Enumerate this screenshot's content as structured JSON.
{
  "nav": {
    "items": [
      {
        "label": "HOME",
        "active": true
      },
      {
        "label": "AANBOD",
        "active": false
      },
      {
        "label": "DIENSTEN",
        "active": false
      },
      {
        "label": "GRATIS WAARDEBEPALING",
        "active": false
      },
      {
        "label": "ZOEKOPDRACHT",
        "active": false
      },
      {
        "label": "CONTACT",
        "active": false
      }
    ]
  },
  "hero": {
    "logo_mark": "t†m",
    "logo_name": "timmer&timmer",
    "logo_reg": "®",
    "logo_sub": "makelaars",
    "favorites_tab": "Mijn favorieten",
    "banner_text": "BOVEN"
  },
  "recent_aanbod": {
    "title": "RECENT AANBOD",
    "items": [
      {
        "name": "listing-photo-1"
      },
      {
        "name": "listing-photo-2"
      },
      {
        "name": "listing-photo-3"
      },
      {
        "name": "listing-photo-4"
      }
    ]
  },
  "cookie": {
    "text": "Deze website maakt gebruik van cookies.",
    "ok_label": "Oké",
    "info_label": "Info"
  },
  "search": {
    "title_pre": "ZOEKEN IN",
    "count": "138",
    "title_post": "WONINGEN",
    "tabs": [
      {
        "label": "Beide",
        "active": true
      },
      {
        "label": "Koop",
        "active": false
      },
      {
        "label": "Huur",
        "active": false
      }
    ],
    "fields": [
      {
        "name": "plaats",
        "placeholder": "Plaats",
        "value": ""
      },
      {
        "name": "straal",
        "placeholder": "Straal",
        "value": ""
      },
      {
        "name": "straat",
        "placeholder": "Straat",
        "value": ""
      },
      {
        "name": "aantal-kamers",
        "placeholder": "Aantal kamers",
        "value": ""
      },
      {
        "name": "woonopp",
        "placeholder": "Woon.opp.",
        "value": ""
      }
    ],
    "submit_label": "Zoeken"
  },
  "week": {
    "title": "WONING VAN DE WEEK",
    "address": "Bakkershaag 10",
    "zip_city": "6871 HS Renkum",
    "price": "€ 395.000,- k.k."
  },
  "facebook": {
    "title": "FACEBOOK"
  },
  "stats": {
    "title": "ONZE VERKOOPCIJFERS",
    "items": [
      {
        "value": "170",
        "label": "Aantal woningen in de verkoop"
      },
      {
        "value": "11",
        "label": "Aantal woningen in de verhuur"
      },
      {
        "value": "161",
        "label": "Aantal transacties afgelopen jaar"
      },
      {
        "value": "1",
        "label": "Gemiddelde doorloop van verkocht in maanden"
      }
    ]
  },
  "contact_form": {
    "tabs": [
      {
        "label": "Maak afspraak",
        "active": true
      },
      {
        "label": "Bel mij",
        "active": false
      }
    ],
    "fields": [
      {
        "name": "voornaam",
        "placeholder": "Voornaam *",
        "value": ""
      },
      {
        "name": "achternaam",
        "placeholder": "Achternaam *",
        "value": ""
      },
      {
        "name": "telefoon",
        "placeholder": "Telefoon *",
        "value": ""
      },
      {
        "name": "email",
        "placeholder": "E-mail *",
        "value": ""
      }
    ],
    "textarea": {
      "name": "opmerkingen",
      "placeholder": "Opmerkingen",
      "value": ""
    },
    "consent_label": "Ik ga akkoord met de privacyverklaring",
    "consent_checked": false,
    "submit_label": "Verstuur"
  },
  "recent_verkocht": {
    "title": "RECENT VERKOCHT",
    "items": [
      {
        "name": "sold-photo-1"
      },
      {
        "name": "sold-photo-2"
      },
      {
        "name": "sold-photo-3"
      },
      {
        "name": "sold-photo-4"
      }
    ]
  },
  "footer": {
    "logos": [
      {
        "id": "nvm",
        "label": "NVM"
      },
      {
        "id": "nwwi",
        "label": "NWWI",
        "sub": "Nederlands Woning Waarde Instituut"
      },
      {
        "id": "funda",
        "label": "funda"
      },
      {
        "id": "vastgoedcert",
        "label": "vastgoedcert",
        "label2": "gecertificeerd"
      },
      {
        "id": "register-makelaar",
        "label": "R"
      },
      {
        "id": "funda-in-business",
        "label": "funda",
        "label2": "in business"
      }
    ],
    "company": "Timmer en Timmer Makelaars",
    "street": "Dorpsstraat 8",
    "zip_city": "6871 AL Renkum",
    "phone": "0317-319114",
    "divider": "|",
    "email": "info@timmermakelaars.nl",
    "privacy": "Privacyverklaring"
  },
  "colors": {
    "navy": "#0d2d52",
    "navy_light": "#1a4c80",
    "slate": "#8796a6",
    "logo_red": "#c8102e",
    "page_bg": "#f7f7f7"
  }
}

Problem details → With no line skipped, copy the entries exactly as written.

Output for this task →
Enumerate this screenshot's content as structured JSON.
{
  "nav": {
    "items": [
      {
        "label": "HOME",
        "active": true
      },
      {
        "label": "AANBOD",
        "active": false
      },
      {
        "label": "DIENSTEN",
        "active": false
      },
      {
        "label": "GRATIS WAARDEBEPALING",
        "active": false
      },
      {
        "label": "ZOEKOPDRACHT",
        "active": false
      },
      {
        "label": "CONTACT",
        "active": false
      }
    ]
  },
  "hero": {
    "logo_mark": "t†m",
    "logo_name": "timmer&timmer",
    "logo_reg": "®",
    "logo_sub": "makelaars",
    "favorites_tab": "Mijn favorieten",
    "banner_text": "BOVEN"
  },
  "recent_aanbod": {
    "title": "RECENT AANBOD",
    "items": [
      {
        "name": "listing-photo-1"
      },
      {
        "name": "listing-photo-2"
      },
      {
        "name": "listing-photo-3"
      },
      {
        "name": "listing-photo-4"
      }
    ]
  },
  "cookie": {
    "text": "Deze website maakt gebruik van cookies.",
    "ok_label": "Oké",
    "info_label": "Info"
  },
  "search": {
    "title_pre": "ZOEKEN IN",
    "count": "138",
    "title_post": "WONINGEN",
    "tabs": [
      {
        "label": "Beide",
        "active": true
      },
      {
        "label": "Koop",
        "active": false
      },
      {
        "label": "Huur",
        "active": false
      }
    ],
    "fields": [
      {
        "name": "plaats",
        "placeholder": "Plaats",
        "value": ""
      },
      {
        "name": "straal",
        "placeholder": "Straal",
        "value": ""
      },
      {
        "name": "straat",
        "placeholder": "Straat",
        "value": ""
      },
      {
        "name": "aantal-kamers",
        "placeholder": "Aantal kamers",
        "value": ""
      },
      {
        "name": "woonopp",
        "placeholder": "Woon.opp.",
        "value": ""
      }
    ],
    "submit_label": "Zoeken"
  },
  "week": {
    "title": "WONING VAN DE WEEK",
    "address": "Bakkershaag 10",
    "zip_city": "6871 HS Renkum",
    "price": "€ 395.000,- k.k."
  },
  "facebook": {
    "title": "FACEBOOK"
  },
  "stats": {
    "title": "ONZE VERKOOPCIJFERS",
    "items": [
      {
        "value": "170",
        "label": "Aantal woningen in de verkoop"
      },
      {
        "value": "11",
        "label": "Aantal woningen in de verhuur"
      },
      {
        "value": "161",
        "label": "Aantal transacties afgelopen jaar"
      },
      {
        "value": "1",
        "label": "Gemiddelde doorloop van verkocht in maanden"
      }
    ]
  },
  "contact_form": {
    "tabs": [
      {
        "label": "Maak afspraak",
        "active": true
      },
      {
        "label": "Bel mij",
        "active": false
      }
    ],
    "fields": [
      {
        "name": "voornaam",
        "placeholder": "Voornaam *",
        "value": ""
      },
      {
        "name": "achternaam",
        "placeholder": "Achternaam *",
        "value": ""
      },
      {
        "name": "telefoon",
        "placeholder": "Telefoon *",
        "value": ""
      },
      {
        "name": "email",
        "placeholder": "E-mail *",
        "value": ""
      }
    ],
    "textarea": {
      "name": "opmerkingen",
      "placeholder": "Opmerkingen",
      "value": ""
    },
    "consent_label": "Ik ga akkoord met de privacyverklaring",
    "consent_checked": false,
    "submit_label": "Verstuur"
  },
  "recent_verkocht": {
    "title": "RECENT VERKOCHT",
    "items": [
      {
        "name": "sold-photo-1"
      },
      {
        "name": "sold-photo-2"
      },
      {
        "name": "sold-photo-3"
      },
      {
        "name": "sold-photo-4"
      }
    ]
  },
  "footer": {
    "logos": [
      {
        "id": "nvm",
        "label": "NVM"
      },
      {
        "id": "nwwi",
        "label": "NWWI",
        "sub": "Nederlands Woning Waarde Instituut"
      },
      {
        "id": "funda",
        "label": "funda"
      },
      {
        "id": "vastgoedcert",
        "label": "vastgoedcert",
        "label2": "gecertificeerd"
      },
      {
        "id": "register-makelaar",
        "label": "R"
      },
      {
        "id": "funda-in-business",
        "label": "funda",
        "label2": "in business"
      }
    ],
    "company": "Timmer en Timmer Makelaars",
    "street": "Dorpsstraat 8",
    "zip_city": "6871 AL Renkum",
    "phone": "0317-319114",
    "divider": "|",
    "email": "info@timmermakelaars.nl",
    "privacy": "Privacyverklaring"
  },
  "colors": {
    "navy": "#0d2d52",
    "navy_light": "#1a4c80",
    "slate": "#8796a6",
    "logo_red": "#c8102e",
    "page_bg": "#f7f7f7"
  }
}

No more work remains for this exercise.